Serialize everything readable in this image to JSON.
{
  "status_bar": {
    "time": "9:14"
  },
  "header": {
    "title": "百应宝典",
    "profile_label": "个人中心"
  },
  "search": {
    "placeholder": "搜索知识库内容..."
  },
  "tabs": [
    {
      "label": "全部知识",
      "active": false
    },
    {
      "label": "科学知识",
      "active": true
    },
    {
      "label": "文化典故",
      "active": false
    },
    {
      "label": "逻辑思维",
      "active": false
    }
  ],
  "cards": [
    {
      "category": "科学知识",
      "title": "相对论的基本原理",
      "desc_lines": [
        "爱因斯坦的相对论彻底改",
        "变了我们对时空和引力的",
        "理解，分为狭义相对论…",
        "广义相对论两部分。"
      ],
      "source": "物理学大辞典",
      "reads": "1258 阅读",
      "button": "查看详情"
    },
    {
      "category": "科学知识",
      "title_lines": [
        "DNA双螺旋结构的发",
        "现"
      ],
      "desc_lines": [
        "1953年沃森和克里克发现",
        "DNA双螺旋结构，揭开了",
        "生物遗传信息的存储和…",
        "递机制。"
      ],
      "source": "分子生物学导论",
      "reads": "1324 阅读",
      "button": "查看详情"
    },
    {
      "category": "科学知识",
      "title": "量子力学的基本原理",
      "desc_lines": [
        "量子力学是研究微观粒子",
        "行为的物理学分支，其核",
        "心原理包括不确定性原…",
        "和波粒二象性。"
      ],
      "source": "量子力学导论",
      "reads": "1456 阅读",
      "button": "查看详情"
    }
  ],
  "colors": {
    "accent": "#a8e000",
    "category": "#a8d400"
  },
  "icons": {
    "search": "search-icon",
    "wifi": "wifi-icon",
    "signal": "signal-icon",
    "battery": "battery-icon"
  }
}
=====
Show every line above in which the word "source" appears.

**Answer space:**
      "source": "物理学大辞典",
      "source": "分子生物学导论",
      "source": "量子力学导论",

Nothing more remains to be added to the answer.